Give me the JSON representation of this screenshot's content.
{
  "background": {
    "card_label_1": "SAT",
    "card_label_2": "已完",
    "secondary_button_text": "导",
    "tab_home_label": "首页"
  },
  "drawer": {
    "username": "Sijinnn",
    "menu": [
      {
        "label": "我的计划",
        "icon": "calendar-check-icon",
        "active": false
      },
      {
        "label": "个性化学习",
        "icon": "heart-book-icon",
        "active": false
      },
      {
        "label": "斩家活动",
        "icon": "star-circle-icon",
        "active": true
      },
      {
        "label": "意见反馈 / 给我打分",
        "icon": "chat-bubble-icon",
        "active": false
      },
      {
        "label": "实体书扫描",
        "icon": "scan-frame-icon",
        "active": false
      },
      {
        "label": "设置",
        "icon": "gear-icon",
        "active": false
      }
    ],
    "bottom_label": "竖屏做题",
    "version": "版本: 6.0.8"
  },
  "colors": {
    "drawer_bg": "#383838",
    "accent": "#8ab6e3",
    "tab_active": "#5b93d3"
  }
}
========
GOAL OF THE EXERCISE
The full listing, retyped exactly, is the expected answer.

TASK RESULT
Give me the JSON representation of this screenshot's content.
{
  "background": {
    "card_label_1": "SAT",
    "card_label_2": "已完",
    "secondary_button_text": "导",
    "tab_home_label": "首页"
  },
  "drawer": {
    "username": "Sijinnn",
    "menu": [
      {
        "label": "我的计划",
        "icon": "calendar-check-icon",
        "active": false
      },
      {
        "label": "个性化学习",
        "icon": "heart-book-icon",
        "active": false
      },
      {
        "label": "斩家活动",
        "icon": "star-circle-icon",
        "active": true
      },
      {
        "label": "意见反馈 / 给我打分",
        "icon": "chat-bubble-icon",
        "active": false
      },
      {
        "label": "实体书扫描",
        "icon": "scan-frame-icon",
        "active": false
      },
      {
        "label": "设置",
        "icon": "gear-icon",
        "active": false
      }
    ],
    "bottom_label": "竖屏做题",
    "version": "版本: 6.0.8"
  },
  "colors": {
    "drawer_bg": "#383838",
    "accent": "#8ab6e3",
    "tab_active": "#5b93d3"
  }
}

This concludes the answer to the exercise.